## PROBLEM REQUIREMENTS
Type out each entry exactly as it appears, but keep every image out.

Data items
================================

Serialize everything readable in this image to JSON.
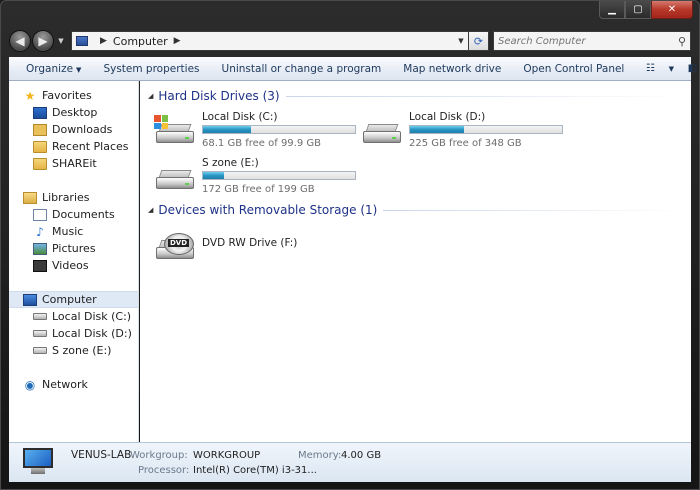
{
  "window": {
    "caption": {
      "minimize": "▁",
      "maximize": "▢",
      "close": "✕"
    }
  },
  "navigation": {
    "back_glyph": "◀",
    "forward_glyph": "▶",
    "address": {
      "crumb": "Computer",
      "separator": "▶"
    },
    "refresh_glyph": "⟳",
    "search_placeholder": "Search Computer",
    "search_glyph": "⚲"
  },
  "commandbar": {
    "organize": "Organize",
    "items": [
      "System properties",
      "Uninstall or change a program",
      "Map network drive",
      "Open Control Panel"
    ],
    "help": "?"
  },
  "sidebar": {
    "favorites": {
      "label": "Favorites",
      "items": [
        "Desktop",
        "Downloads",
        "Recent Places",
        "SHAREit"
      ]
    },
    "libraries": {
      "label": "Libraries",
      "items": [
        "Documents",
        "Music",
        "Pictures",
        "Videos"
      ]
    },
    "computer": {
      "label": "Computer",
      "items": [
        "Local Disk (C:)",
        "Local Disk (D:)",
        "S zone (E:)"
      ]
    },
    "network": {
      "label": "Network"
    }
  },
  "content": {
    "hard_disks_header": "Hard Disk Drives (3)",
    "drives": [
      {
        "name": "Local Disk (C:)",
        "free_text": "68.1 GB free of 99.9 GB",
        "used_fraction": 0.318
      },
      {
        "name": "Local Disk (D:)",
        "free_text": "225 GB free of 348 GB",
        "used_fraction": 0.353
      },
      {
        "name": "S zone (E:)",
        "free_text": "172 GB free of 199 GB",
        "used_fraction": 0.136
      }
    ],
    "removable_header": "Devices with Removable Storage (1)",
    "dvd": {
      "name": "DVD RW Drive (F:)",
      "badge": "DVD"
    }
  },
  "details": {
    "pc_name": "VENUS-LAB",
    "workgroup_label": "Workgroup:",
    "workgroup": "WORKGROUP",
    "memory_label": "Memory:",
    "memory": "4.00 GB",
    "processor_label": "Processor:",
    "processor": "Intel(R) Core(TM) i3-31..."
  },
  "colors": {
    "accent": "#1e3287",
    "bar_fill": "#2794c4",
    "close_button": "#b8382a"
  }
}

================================

## FINISHED EXERCISE
Serialize everything readable in this image to JSON.
{
  "window": {
    "caption": {
      "minimize": "▁",
      "maximize": "▢",
      "close": "✕"
    }
  },
  "navigation": {
    "back_glyph": "◀",
    "forward_glyph": "▶",
    "address": {
      "crumb": "Computer",
      "separator": "▶"
    },
    "refresh_glyph": "⟳",
    "search_placeholder": "Search Computer",
    "search_glyph": "⚲"
  },
  "commandbar": {
    "organize": "Organize",
    "items": [
      "System properties",
      "Uninstall or change a program",
      "Map network drive",
      "Open Control Panel"
    ],
    "help": "?"
  },
  "sidebar": {
    "favorites": {
      "label": "Favorites",
      "items": [
        "Desktop",
        "Downloads",
        "Recent Places",
        "SHAREit"
      ]
    },
    "libraries": {
      "label": "Libraries",
      "items": [
        "Documents",
        "Music",
        "Pictures",
        "Videos"
      ]
    },
    "computer": {
      "label": "Computer",
      "items": [
        "Local Disk (C:)",
        "Local Disk (D:)",
        "S zone (E:)"
      ]
    },
    "network": {
      "label": "Network"
    }
  },
  "content": {
    "hard_disks_header": "Hard Disk Drives (3)",
    "drives": [
      {
        "name": "Local Disk (C:)",
        "free_text": "68.1 GB free of 99.9 GB",
        "used_fraction": 0.318
      },
      {
        "name": "Local Disk (D:)",
        "free_text": "225 GB free of 348 GB",
        "used_fraction": 0.353
      },
      {
        "name": "S zone (E:)",
        "free_text": "172 GB free of 199 GB",
        "used_fraction": 0.136
      }
    ],
    "removable_header": "Devices with Removable Storage (1)",
    "dvd": {
      "name": "DVD RW Drive (F:)",
      "badge": "DVD"
    }
  },
  "details": {
    "pc_name": "VENUS-LAB",
    "workgroup_label": "Workgroup:",
    "workgroup": "WORKGROUP",
    "memory_label": "Memory:",
    "memory": "4.00 GB",
    "processor_label": "Processor:",
    "processor": "Intel(R) Core(TM) i3-31..."
  },
  "colors": {
    "accent": "#1e3287",
    "bar_fill": "#2794c4",
    "close_button": "#b8382a"
  }
}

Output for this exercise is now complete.